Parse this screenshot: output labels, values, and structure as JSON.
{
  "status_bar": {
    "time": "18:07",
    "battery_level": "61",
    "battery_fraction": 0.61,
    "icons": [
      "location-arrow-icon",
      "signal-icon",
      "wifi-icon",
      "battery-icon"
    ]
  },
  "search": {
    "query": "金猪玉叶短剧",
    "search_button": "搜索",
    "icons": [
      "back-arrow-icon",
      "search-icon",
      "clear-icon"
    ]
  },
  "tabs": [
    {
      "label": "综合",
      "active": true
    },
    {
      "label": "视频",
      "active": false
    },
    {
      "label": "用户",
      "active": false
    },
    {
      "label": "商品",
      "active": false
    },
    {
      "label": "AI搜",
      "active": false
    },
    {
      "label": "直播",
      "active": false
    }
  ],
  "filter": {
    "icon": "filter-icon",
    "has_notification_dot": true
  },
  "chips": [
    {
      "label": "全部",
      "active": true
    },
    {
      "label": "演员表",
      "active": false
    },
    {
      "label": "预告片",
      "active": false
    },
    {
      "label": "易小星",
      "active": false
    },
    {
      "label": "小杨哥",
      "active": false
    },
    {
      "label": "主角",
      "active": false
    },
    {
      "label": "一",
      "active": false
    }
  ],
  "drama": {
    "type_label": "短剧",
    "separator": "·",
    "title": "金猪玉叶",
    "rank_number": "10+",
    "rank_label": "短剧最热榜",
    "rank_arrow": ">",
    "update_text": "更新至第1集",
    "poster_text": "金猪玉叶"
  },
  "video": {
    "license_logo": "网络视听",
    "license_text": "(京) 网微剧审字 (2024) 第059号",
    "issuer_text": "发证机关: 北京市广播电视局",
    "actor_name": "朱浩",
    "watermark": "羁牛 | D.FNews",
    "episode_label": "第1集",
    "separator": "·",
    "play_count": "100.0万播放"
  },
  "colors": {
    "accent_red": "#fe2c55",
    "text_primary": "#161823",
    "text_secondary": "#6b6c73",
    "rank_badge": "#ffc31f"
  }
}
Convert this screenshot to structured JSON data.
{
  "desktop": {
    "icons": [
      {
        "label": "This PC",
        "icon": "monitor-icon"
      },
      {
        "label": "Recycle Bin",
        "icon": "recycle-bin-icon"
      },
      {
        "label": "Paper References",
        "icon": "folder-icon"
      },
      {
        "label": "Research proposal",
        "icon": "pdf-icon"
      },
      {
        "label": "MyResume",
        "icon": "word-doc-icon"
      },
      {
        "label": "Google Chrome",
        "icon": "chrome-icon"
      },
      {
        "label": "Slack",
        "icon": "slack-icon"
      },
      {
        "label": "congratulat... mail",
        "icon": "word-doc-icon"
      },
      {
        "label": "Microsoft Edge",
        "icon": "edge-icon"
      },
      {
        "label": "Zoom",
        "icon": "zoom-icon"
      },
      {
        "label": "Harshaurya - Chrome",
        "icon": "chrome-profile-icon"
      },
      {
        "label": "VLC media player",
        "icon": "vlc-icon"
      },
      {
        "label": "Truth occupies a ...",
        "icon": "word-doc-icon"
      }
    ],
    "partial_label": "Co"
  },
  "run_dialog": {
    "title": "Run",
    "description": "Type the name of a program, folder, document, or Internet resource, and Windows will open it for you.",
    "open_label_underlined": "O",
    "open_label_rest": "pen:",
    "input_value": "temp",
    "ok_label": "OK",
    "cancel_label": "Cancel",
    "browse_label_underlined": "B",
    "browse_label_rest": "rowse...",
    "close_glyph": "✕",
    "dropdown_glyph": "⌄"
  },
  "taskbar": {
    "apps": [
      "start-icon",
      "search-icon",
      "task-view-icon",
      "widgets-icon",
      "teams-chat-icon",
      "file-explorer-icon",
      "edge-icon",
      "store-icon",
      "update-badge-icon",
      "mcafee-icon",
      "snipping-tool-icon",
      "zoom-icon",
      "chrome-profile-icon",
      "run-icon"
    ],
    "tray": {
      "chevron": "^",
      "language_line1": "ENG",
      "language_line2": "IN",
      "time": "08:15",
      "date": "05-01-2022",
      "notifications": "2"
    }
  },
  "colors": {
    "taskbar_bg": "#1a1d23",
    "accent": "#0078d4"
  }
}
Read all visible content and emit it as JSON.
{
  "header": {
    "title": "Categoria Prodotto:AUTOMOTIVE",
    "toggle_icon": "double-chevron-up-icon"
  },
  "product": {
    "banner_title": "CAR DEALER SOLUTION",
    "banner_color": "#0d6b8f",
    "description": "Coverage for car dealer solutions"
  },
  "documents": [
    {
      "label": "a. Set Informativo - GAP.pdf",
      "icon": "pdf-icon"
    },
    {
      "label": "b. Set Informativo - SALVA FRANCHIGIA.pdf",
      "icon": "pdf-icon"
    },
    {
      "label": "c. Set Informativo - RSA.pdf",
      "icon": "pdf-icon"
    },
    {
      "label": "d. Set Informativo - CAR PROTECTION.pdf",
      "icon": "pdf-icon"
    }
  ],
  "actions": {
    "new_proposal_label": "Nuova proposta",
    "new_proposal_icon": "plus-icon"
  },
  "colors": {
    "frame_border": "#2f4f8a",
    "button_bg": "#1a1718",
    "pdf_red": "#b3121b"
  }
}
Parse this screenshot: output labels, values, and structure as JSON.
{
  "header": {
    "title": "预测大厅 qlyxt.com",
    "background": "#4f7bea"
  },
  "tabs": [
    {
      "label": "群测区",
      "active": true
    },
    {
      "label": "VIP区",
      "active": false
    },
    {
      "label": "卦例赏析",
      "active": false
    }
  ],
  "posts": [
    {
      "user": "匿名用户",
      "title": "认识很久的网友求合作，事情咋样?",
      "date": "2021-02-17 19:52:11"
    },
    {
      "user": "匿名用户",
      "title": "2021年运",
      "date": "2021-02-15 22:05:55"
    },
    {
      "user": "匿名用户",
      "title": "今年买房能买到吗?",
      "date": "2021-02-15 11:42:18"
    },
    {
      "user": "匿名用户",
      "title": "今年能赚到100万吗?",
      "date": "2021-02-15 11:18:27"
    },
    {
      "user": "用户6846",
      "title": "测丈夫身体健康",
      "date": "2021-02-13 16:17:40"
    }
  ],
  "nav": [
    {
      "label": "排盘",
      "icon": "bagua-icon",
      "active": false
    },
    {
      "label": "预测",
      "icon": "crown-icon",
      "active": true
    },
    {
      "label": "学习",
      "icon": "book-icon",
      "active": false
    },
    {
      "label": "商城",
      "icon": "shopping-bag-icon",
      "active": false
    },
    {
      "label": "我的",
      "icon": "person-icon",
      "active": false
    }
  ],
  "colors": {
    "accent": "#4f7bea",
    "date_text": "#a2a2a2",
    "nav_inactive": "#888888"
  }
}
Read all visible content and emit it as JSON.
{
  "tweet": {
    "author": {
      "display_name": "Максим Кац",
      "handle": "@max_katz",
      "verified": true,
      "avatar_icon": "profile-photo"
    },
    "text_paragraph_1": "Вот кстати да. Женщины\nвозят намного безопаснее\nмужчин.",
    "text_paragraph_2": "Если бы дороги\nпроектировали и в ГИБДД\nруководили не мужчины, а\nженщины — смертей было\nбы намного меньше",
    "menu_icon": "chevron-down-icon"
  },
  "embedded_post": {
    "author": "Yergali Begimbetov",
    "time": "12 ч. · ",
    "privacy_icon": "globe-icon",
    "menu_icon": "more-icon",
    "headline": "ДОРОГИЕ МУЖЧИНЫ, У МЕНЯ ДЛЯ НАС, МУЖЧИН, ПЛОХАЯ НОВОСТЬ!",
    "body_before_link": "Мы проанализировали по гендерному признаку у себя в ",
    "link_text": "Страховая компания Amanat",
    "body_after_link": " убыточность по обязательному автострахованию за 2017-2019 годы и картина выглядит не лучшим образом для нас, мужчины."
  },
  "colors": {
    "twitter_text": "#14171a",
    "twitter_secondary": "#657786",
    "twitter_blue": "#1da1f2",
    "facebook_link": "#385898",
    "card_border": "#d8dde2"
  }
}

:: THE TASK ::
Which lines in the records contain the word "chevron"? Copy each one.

:: ANSWER ::
      "chevron": "^",
    "toggle_icon": "double-chevron-up-icon"
    "menu_icon": "chevron-down-icon"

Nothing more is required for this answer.